> PROVIDED MATERIAL
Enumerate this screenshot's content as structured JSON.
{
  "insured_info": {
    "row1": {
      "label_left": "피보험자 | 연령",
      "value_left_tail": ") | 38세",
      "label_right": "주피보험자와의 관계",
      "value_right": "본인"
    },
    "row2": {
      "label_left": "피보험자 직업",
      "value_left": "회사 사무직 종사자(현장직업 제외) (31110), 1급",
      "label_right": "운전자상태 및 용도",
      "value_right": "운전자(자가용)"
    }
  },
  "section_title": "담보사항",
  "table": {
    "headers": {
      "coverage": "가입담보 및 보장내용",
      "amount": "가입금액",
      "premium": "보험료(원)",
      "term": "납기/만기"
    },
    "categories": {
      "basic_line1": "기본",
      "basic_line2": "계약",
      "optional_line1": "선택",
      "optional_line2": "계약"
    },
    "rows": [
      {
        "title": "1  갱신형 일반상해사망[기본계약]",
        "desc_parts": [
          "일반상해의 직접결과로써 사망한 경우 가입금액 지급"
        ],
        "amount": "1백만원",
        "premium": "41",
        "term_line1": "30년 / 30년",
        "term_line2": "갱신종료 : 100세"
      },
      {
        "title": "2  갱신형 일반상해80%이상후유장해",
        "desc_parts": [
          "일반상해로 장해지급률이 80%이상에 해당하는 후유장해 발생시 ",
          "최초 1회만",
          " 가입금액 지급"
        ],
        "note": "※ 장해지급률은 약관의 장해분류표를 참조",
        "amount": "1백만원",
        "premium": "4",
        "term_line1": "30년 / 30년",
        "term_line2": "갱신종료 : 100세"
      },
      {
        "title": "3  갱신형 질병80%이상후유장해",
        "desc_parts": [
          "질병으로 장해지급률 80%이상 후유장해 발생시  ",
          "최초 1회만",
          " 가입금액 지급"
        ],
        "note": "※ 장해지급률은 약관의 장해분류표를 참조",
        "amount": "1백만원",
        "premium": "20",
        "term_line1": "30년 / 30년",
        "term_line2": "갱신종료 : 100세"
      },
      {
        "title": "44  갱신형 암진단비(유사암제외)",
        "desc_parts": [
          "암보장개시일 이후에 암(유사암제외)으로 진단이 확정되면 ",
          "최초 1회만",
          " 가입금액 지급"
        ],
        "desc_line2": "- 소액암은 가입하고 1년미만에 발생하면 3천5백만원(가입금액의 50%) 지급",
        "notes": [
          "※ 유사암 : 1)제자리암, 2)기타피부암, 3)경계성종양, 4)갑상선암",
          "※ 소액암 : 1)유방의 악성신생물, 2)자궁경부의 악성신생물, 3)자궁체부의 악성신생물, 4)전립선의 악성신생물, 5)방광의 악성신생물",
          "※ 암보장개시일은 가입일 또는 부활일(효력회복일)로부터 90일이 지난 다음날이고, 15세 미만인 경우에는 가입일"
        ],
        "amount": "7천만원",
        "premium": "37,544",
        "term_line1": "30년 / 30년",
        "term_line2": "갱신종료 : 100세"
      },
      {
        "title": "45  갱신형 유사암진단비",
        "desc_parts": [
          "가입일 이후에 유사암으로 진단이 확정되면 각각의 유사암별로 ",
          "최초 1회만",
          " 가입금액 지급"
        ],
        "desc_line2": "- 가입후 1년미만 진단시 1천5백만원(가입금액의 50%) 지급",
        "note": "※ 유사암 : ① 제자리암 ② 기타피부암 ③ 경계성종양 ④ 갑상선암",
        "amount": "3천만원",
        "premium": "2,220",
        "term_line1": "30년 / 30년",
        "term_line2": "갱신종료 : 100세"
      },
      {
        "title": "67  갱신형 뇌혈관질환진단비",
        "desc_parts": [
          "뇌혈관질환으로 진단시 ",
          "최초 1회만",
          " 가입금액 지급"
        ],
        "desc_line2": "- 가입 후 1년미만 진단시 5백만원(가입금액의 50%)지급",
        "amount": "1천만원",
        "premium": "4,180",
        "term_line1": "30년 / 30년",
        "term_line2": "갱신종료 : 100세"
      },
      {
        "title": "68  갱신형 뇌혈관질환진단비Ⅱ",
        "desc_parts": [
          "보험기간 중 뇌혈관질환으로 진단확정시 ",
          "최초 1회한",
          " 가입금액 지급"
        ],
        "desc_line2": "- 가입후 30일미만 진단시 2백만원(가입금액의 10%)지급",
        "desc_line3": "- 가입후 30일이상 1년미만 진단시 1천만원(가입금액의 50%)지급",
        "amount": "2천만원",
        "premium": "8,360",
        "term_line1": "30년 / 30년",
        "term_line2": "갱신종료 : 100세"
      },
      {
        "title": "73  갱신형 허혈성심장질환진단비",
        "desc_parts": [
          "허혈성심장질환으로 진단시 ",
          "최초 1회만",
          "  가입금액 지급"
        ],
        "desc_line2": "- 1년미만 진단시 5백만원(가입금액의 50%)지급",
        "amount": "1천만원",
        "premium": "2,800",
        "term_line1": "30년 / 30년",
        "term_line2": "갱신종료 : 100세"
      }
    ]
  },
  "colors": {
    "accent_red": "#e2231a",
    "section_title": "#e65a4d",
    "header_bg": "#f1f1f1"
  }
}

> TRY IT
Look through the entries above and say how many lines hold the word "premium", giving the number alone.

> TASK SOLUTION
9